**Instructions to follow:** Scan the records for "returns". Report each line that includes it.
--- START ---
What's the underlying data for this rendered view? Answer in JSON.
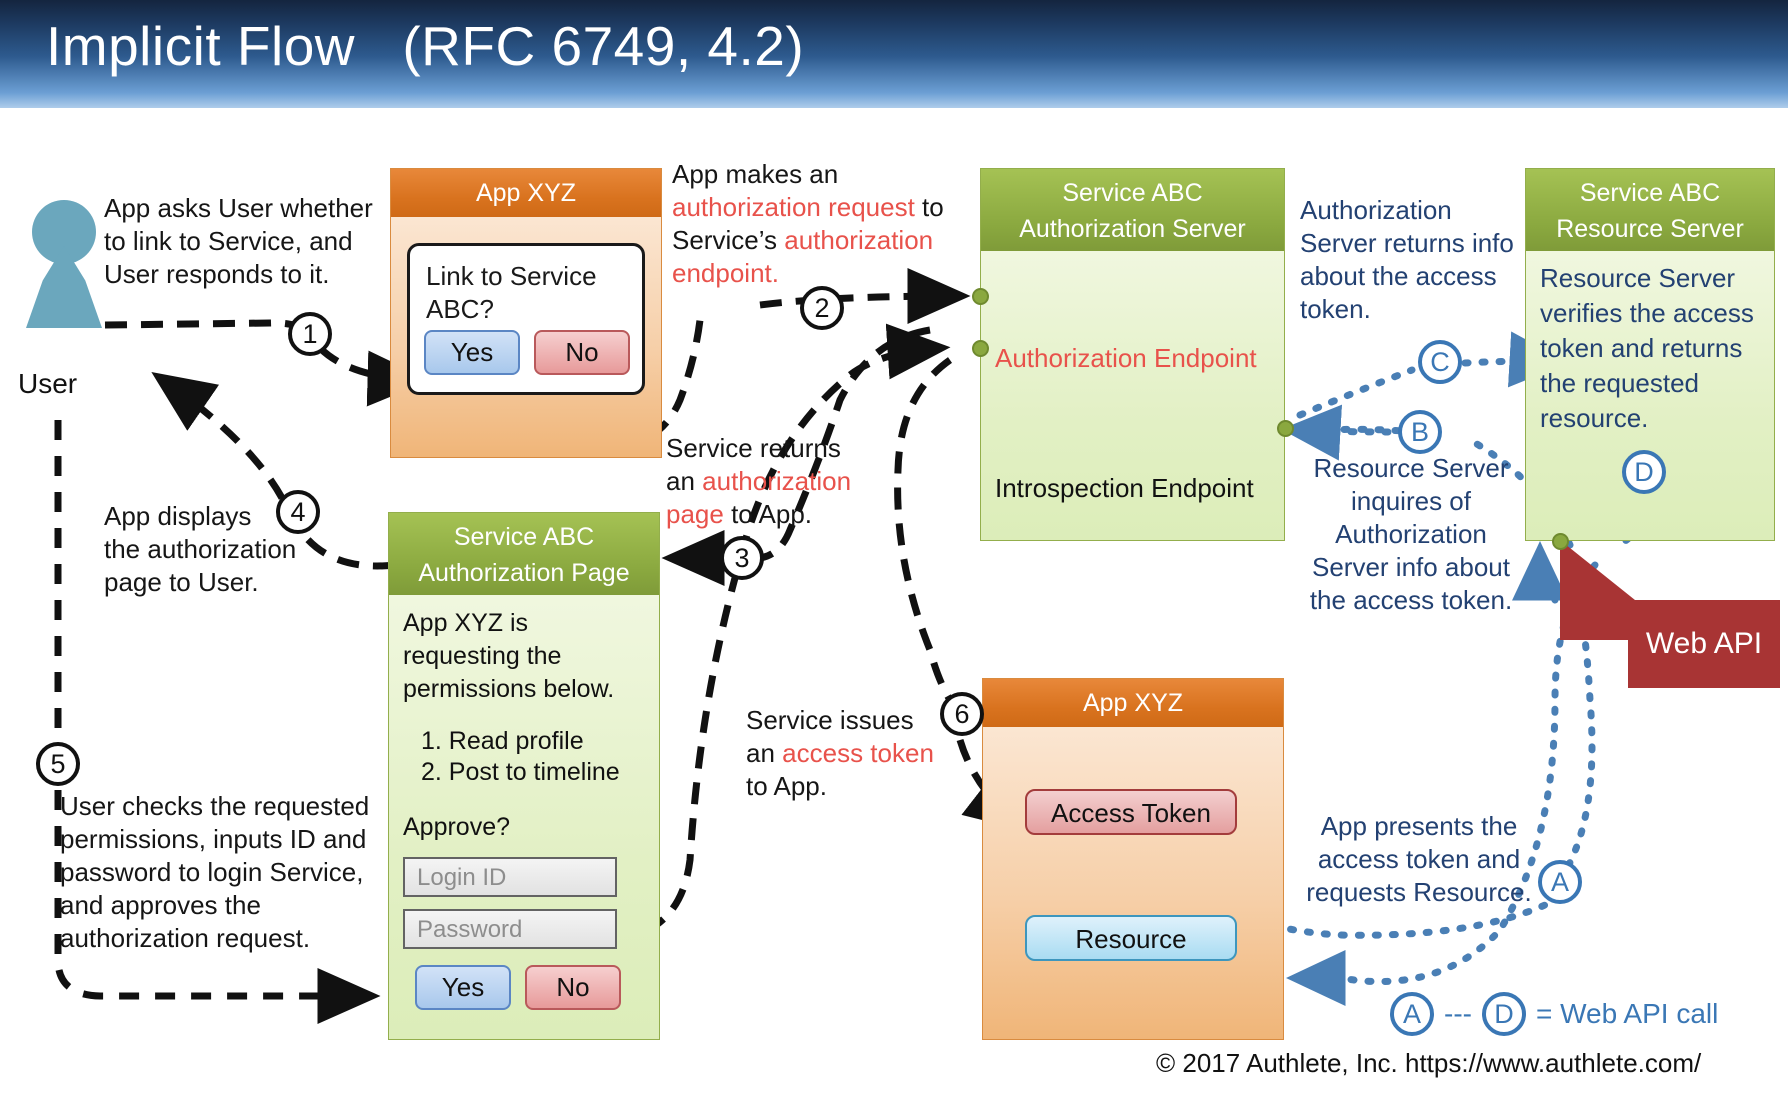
{
  "title": "Implicit Flow   (RFC 6749, 4.2)",
  "actors": {
    "user_label": "User"
  },
  "app_top": {
    "header": "App XYZ",
    "dialog_text": "Link to Service ABC?",
    "yes": "Yes",
    "no": "No"
  },
  "auth_server": {
    "header_line1": "Service ABC",
    "header_line2": "Authorization Server",
    "endpoint_authorization": "Authorization Endpoint",
    "endpoint_introspection": "Introspection Endpoint"
  },
  "resource_server": {
    "header_line1": "Service ABC",
    "header_line2": "Resource Server",
    "body": "Resource Server verifies the access token and returns the requested resource."
  },
  "auth_page": {
    "header_line1": "Service ABC",
    "header_line2": "Authorization Page",
    "intro": "App XYZ is requesting the permissions below.",
    "permissions": [
      "1. Read profile",
      "2. Post to timeline"
    ],
    "approve_label": "Approve?",
    "login_id_placeholder": "Login ID",
    "password_placeholder": "Password",
    "yes": "Yes",
    "no": "No"
  },
  "app_bottom": {
    "header": "App XYZ",
    "access_token": "Access Token",
    "resource": "Resource"
  },
  "web_api": {
    "label": "Web API"
  },
  "annotations": {
    "a1_l1": "App asks User whether",
    "a1_l2": "to link to Service, and",
    "a1_l3": "User responds to it.",
    "a2_l1": "App makes an",
    "a2_l2a": "authorization request",
    "a2_l2b": " to",
    "a2_l3a": "Service’s ",
    "a2_l3b": "authorization",
    "a2_l4a": "endpoint",
    "a2_l4b": ".",
    "a3_l1": "Service returns",
    "a3_l2a": "an ",
    "a3_l2b": "authorization",
    "a3_l3a": "page",
    "a3_l3b": " to App.",
    "a4_l1": "App displays",
    "a4_l2": "the authorization",
    "a4_l3": "page to User.",
    "a5_l1": "User checks the requested",
    "a5_l2": "permissions, inputs ID and",
    "a5_l3": "password to login Service,",
    "a5_l4": "and approves the",
    "a5_l5": "authorization request.",
    "a6_l1": "Service issues",
    "a6_l2a": "an ",
    "a6_l2b": "access token",
    "a6_l3": "to App.",
    "b_authinfo": "Authorization Server returns info about the access token.",
    "b_inquires": "Resource Server inquires of Authorization Server info about the access token.",
    "b_presents": "App presents the access token and requests Resource."
  },
  "steps": [
    "1",
    "2",
    "3",
    "4",
    "5",
    "6"
  ],
  "letters": [
    "A",
    "B",
    "C",
    "D"
  ],
  "legend": {
    "a": "A",
    "dashes": "---",
    "d": "D",
    "text": "= Web API call"
  },
  "footer": "© 2017 Authlete, Inc.  https://www.authlete.com/",
  "colors": {
    "title_bar_dark": "#14253f",
    "title_bar_light": "#aecdeb",
    "highlight_red": "#e8524b",
    "annotation_blue": "#234172",
    "accent_blue": "#3a77b5",
    "green_header": "#8aa83f",
    "green_body": "#e2f0c4",
    "orange_header": "#d9731f",
    "orange_body": "#f6cfa8",
    "webapi_red": "#a83434",
    "user_teal": "#6ba7bd"
  }
}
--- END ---
**Response to this task:**
    "body": "Resource Server verifies the access token and returns the requested resource."
    "a3_l1": "Service returns",
    "b_authinfo": "Authorization Server returns info about the access token.",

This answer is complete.